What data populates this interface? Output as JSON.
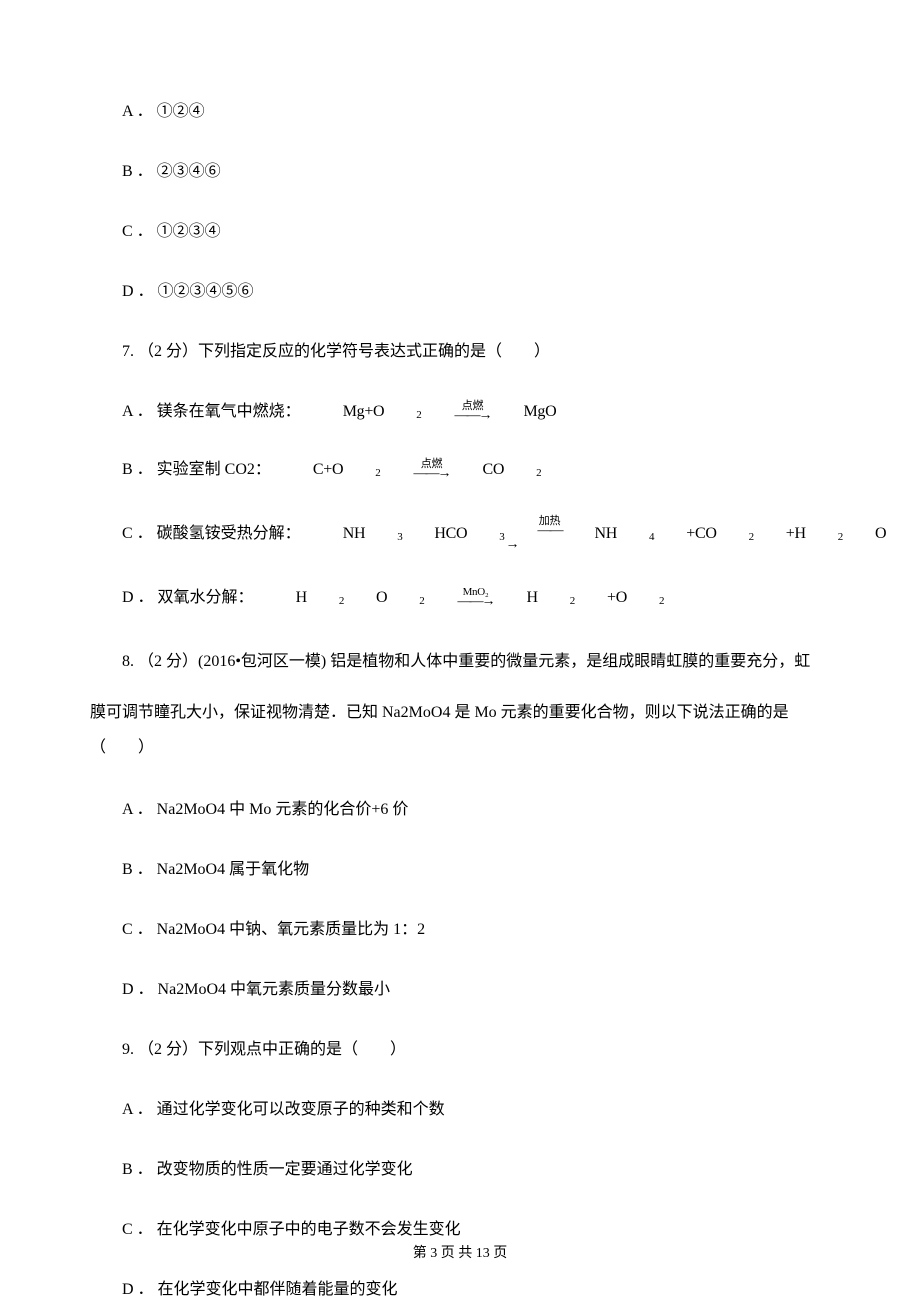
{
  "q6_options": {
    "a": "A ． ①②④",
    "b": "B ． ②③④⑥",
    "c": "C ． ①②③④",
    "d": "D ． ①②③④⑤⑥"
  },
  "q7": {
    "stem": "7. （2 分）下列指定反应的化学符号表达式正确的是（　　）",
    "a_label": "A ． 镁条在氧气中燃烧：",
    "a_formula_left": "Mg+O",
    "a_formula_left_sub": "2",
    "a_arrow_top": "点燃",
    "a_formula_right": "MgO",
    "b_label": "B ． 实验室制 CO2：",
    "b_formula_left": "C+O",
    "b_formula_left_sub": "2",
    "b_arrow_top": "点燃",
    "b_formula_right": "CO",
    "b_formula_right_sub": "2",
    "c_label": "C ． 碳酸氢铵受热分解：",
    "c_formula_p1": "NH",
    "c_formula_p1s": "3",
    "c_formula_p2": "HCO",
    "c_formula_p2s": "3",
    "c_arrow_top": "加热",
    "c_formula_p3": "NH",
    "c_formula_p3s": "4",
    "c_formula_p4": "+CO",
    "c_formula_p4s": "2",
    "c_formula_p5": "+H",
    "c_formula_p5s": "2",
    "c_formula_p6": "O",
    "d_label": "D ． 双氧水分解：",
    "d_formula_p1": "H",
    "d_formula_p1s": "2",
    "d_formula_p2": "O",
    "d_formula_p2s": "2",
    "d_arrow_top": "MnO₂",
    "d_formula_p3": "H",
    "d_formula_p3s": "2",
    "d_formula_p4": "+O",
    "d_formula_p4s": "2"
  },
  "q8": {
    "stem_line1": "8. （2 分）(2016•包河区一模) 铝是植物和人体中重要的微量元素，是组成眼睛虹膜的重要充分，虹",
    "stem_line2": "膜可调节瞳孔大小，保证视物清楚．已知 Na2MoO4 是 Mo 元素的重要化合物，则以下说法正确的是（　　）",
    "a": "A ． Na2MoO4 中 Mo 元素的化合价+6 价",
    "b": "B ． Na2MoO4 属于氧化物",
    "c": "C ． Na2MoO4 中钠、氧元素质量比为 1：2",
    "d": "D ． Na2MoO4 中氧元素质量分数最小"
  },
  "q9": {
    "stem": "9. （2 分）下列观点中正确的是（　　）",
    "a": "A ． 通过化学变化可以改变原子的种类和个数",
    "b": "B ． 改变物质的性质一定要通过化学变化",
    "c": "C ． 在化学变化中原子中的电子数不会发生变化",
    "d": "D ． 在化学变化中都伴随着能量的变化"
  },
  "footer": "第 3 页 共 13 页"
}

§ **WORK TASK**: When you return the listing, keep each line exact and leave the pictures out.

§ **SOLVED PROBLEM**:
What data populates this interface? Output as JSON.
{
  "q6_options": {
    "a": "A ． ①②④",
    "b": "B ． ②③④⑥",
    "c": "C ． ①②③④",
    "d": "D ． ①②③④⑤⑥"
  },
  "q7": {
    "stem": "7. （2 分）下列指定反应的化学符号表达式正确的是（　　）",
    "a_label": "A ． 镁条在氧气中燃烧：",
    "a_formula_left": "Mg+O",
    "a_formula_left_sub": "2",
    "a_arrow_top": "点燃",
    "a_formula_right": "MgO",
    "b_label": "B ． 实验室制 CO2：",
    "b_formula_left": "C+O",
    "b_formula_left_sub": "2",
    "b_arrow_top": "点燃",
    "b_formula_right": "CO",
    "b_formula_right_sub": "2",
    "c_label": "C ． 碳酸氢铵受热分解：",
    "c_formula_p1": "NH",
    "c_formula_p1s": "3",
    "c_formula_p2": "HCO",
    "c_formula_p2s": "3",
    "c_arrow_top": "加热",
    "c_formula_p3": "NH",
    "c_formula_p3s": "4",
    "c_formula_p4": "+CO",
    "c_formula_p4s": "2",
    "c_formula_p5": "+H",
    "c_formula_p5s": "2",
    "c_formula_p6": "O",
    "d_label": "D ． 双氧水分解：",
    "d_formula_p1": "H",
    "d_formula_p1s": "2",
    "d_formula_p2": "O",
    "d_formula_p2s": "2",
    "d_arrow_top": "MnO₂",
    "d_formula_p3": "H",
    "d_formula_p3s": "2",
    "d_formula_p4": "+O",
    "d_formula_p4s": "2"
  },
  "q8": {
    "stem_line1": "8. （2 分）(2016•包河区一模) 铝是植物和人体中重要的微量元素，是组成眼睛虹膜的重要充分，虹",
    "stem_line2": "膜可调节瞳孔大小，保证视物清楚．已知 Na2MoO4 是 Mo 元素的重要化合物，则以下说法正确的是（　　）",
    "a": "A ． Na2MoO4 中 Mo 元素的化合价+6 价",
    "b": "B ． Na2MoO4 属于氧化物",
    "c": "C ． Na2MoO4 中钠、氧元素质量比为 1：2",
    "d": "D ． Na2MoO4 中氧元素质量分数最小"
  },
  "q9": {
    "stem": "9. （2 分）下列观点中正确的是（　　）",
    "a": "A ． 通过化学变化可以改变原子的种类和个数",
    "b": "B ． 改变物质的性质一定要通过化学变化",
    "c": "C ． 在化学变化中原子中的电子数不会发生变化",
    "d": "D ． 在化学变化中都伴随着能量的变化"
  },
  "footer": "第 3 页 共 13 页"
}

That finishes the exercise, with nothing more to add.